Stored items from a collection:
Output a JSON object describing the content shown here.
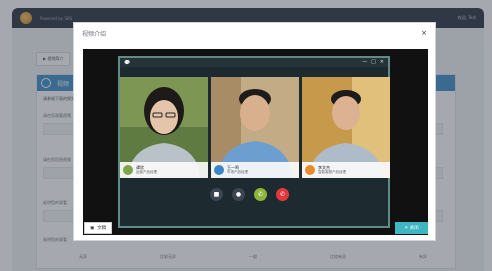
{
  "app": {
    "brand": "Powered by SBS",
    "user": "欢迎, Test",
    "toolbar_button": "▶ 视频简介",
    "panel_title": "视频",
    "panel_note": "请参阅下面的视频",
    "questions": [
      "请在您观看视频",
      "请在您回答视频",
      "谁明您的观看",
      "谁明您的观看"
    ],
    "scale": [
      "无异",
      "比较无异",
      "一般",
      "比较有异",
      "有异"
    ]
  },
  "modal": {
    "title": "视频介绍",
    "close_icon": "×",
    "chat_icon": "💬",
    "window_controls": [
      "—",
      "□",
      "×"
    ],
    "participants": [
      {
        "name": "谭欣",
        "role": "运营产品经理",
        "badge_color": "#7fa34a"
      },
      {
        "name": "王一鸣",
        "role": "市场产品经理",
        "badge_color": "#3b86c6"
      },
      {
        "name": "李文杰",
        "role": "智能客服产品经理",
        "badge_color": "#e58c2c"
      }
    ],
    "controls": [
      {
        "name": "camera",
        "color": "#3b4652",
        "glyph": "■"
      },
      {
        "name": "mic",
        "color": "#3b4652",
        "glyph": "●"
      },
      {
        "name": "answer",
        "color": "#8db53a",
        "glyph": "✆"
      },
      {
        "name": "hangup",
        "color": "#e0383e",
        "glyph": "✆"
      }
    ],
    "doc_button": "文稿",
    "ok_button": "✕ 关闭"
  }
}
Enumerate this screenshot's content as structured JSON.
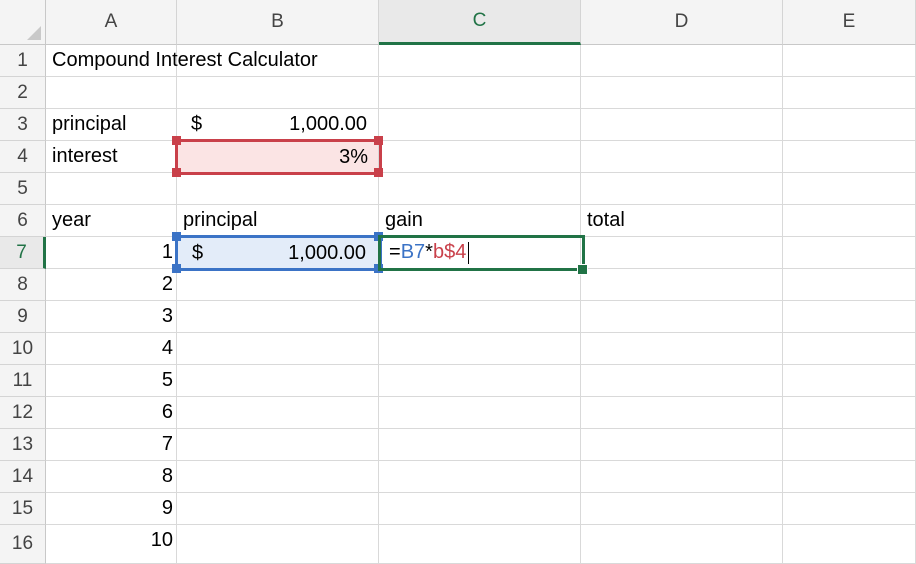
{
  "columns": [
    "A",
    "B",
    "C",
    "D",
    "E"
  ],
  "active_column": "C",
  "active_row": "7",
  "rows": [
    "1",
    "2",
    "3",
    "4",
    "5",
    "6",
    "7",
    "8",
    "9",
    "10",
    "11",
    "12",
    "13",
    "14",
    "15",
    "16"
  ],
  "cells": {
    "A1": "Compound Interest Calculator",
    "A3": "principal",
    "B3_symbol": "$",
    "B3_value": "1,000.00",
    "A4": "interest",
    "B4": "3%",
    "A6": "year",
    "B6": "principal",
    "C6": "gain",
    "D6": "total",
    "B7_symbol": "$",
    "B7_value": "1,000.00",
    "years": [
      "1",
      "2",
      "3",
      "4",
      "5",
      "6",
      "7",
      "8",
      "9",
      "10"
    ]
  },
  "formula": {
    "equals": "=",
    "ref1": "B7",
    "operator": "*",
    "ref2": "b$4"
  },
  "colors": {
    "active": "#217346",
    "ref_blue": "#3b73c6",
    "ref_red": "#c9404a"
  }
}
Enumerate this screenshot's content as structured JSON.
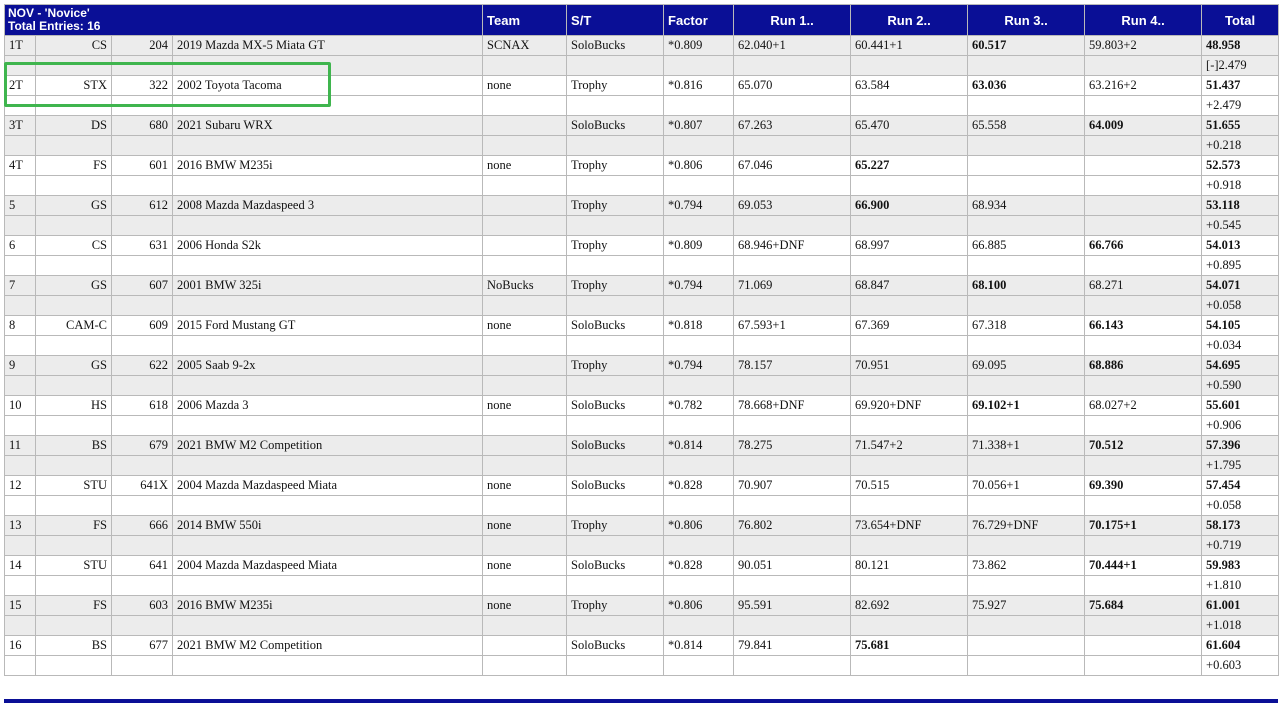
{
  "header": {
    "class_title": "NOV - 'Novice'",
    "total_entries": "Total Entries: 16",
    "columns": [
      "Team",
      "S/T",
      "Factor",
      "Run 1..",
      "Run 2..",
      "Run 3..",
      "Run 4..",
      "Total"
    ]
  },
  "entries": [
    {
      "pos": "1T",
      "cls": "CS",
      "num": "204",
      "car": "2019 Mazda MX-5 Miata GT",
      "team": "SCNAX",
      "st": "SoloBucks",
      "factor": "*0.809",
      "runs": [
        "62.040+1",
        "60.441+1",
        "60.517",
        "59.803+2"
      ],
      "best": 2,
      "total": "48.958",
      "diff": "[-]2.479"
    },
    {
      "pos": "2T",
      "cls": "STX",
      "num": "322",
      "car": "2002 Toyota Tacoma",
      "team": "none",
      "st": "Trophy",
      "factor": "*0.816",
      "runs": [
        "65.070",
        "63.584",
        "63.036",
        "63.216+2"
      ],
      "best": 2,
      "total": "51.437",
      "diff": "+2.479"
    },
    {
      "pos": "3T",
      "cls": "DS",
      "num": "680",
      "car": "2021 Subaru WRX",
      "team": "",
      "st": "SoloBucks",
      "factor": "*0.807",
      "runs": [
        "67.263",
        "65.470",
        "65.558",
        "64.009"
      ],
      "best": 3,
      "total": "51.655",
      "diff": "+0.218"
    },
    {
      "pos": "4T",
      "cls": "FS",
      "num": "601",
      "car": "2016 BMW M235i",
      "team": "none",
      "st": "Trophy",
      "factor": "*0.806",
      "runs": [
        "67.046",
        "65.227",
        "",
        ""
      ],
      "best": 1,
      "total": "52.573",
      "diff": "+0.918"
    },
    {
      "pos": "5",
      "cls": "GS",
      "num": "612",
      "car": "2008 Mazda Mazdaspeed 3",
      "team": "",
      "st": "Trophy",
      "factor": "*0.794",
      "runs": [
        "69.053",
        "66.900",
        "68.934",
        ""
      ],
      "best": 1,
      "total": "53.118",
      "diff": "+0.545"
    },
    {
      "pos": "6",
      "cls": "CS",
      "num": "631",
      "car": "2006 Honda S2k",
      "team": "",
      "st": "Trophy",
      "factor": "*0.809",
      "runs": [
        "68.946+DNF",
        "68.997",
        "66.885",
        "66.766"
      ],
      "best": 3,
      "total": "54.013",
      "diff": "+0.895"
    },
    {
      "pos": "7",
      "cls": "GS",
      "num": "607",
      "car": "2001 BMW 325i",
      "team": "NoBucks",
      "st": "Trophy",
      "factor": "*0.794",
      "runs": [
        "71.069",
        "68.847",
        "68.100",
        "68.271"
      ],
      "best": 2,
      "total": "54.071",
      "diff": "+0.058"
    },
    {
      "pos": "8",
      "cls": "CAM-C",
      "num": "609",
      "car": "2015 Ford Mustang GT",
      "team": "none",
      "st": "SoloBucks",
      "factor": "*0.818",
      "runs": [
        "67.593+1",
        "67.369",
        "67.318",
        "66.143"
      ],
      "best": 3,
      "total": "54.105",
      "diff": "+0.034"
    },
    {
      "pos": "9",
      "cls": "GS",
      "num": "622",
      "car": "2005 Saab 9-2x",
      "team": "",
      "st": "Trophy",
      "factor": "*0.794",
      "runs": [
        "78.157",
        "70.951",
        "69.095",
        "68.886"
      ],
      "best": 3,
      "total": "54.695",
      "diff": "+0.590"
    },
    {
      "pos": "10",
      "cls": "HS",
      "num": "618",
      "car": "2006 Mazda 3",
      "team": "none",
      "st": "SoloBucks",
      "factor": "*0.782",
      "runs": [
        "78.668+DNF",
        "69.920+DNF",
        "69.102+1",
        "68.027+2"
      ],
      "best": 2,
      "total": "55.601",
      "diff": "+0.906"
    },
    {
      "pos": "11",
      "cls": "BS",
      "num": "679",
      "car": "2021 BMW M2 Competition",
      "team": "",
      "st": "SoloBucks",
      "factor": "*0.814",
      "runs": [
        "78.275",
        "71.547+2",
        "71.338+1",
        "70.512"
      ],
      "best": 3,
      "total": "57.396",
      "diff": "+1.795"
    },
    {
      "pos": "12",
      "cls": "STU",
      "num": "641X",
      "car": "2004 Mazda Mazdaspeed Miata",
      "team": "none",
      "st": "SoloBucks",
      "factor": "*0.828",
      "runs": [
        "70.907",
        "70.515",
        "70.056+1",
        "69.390"
      ],
      "best": 3,
      "total": "57.454",
      "diff": "+0.058"
    },
    {
      "pos": "13",
      "cls": "FS",
      "num": "666",
      "car": "2014 BMW 550i",
      "team": "none",
      "st": "Trophy",
      "factor": "*0.806",
      "runs": [
        "76.802",
        "73.654+DNF",
        "76.729+DNF",
        "70.175+1"
      ],
      "best": 3,
      "total": "58.173",
      "diff": "+0.719"
    },
    {
      "pos": "14",
      "cls": "STU",
      "num": "641",
      "car": "2004 Mazda Mazdaspeed Miata",
      "team": "none",
      "st": "SoloBucks",
      "factor": "*0.828",
      "runs": [
        "90.051",
        "80.121",
        "73.862",
        "70.444+1"
      ],
      "best": 3,
      "total": "59.983",
      "diff": "+1.810"
    },
    {
      "pos": "15",
      "cls": "FS",
      "num": "603",
      "car": "2016 BMW M235i",
      "team": "none",
      "st": "Trophy",
      "factor": "*0.806",
      "runs": [
        "95.591",
        "82.692",
        "75.927",
        "75.684"
      ],
      "best": 3,
      "total": "61.001",
      "diff": "+1.018"
    },
    {
      "pos": "16",
      "cls": "BS",
      "num": "677",
      "car": "2021 BMW M2 Competition",
      "team": "",
      "st": "SoloBucks",
      "factor": "*0.814",
      "runs": [
        "79.841",
        "75.681",
        "",
        ""
      ],
      "best": 1,
      "total": "61.604",
      "diff": "+0.603"
    }
  ],
  "annotation": {
    "highlight_color": "#3fb54e",
    "highlighted_entry": "2T"
  }
}
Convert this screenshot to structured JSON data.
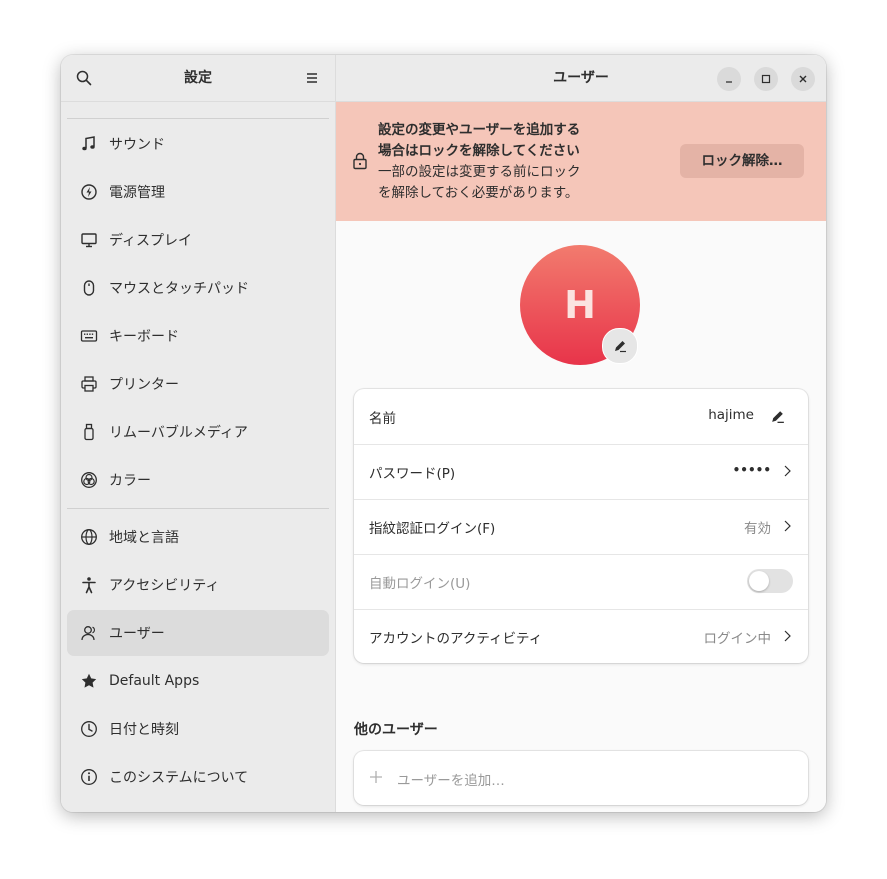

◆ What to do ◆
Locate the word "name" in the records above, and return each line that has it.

◆ Task solution ◆
        "name": "谭欣",
        "name": "王一鸣",
        "name": "李文杰",
        "name": "camera",
        "name": "mic",
        "name": "answer",
        "name": "hangup",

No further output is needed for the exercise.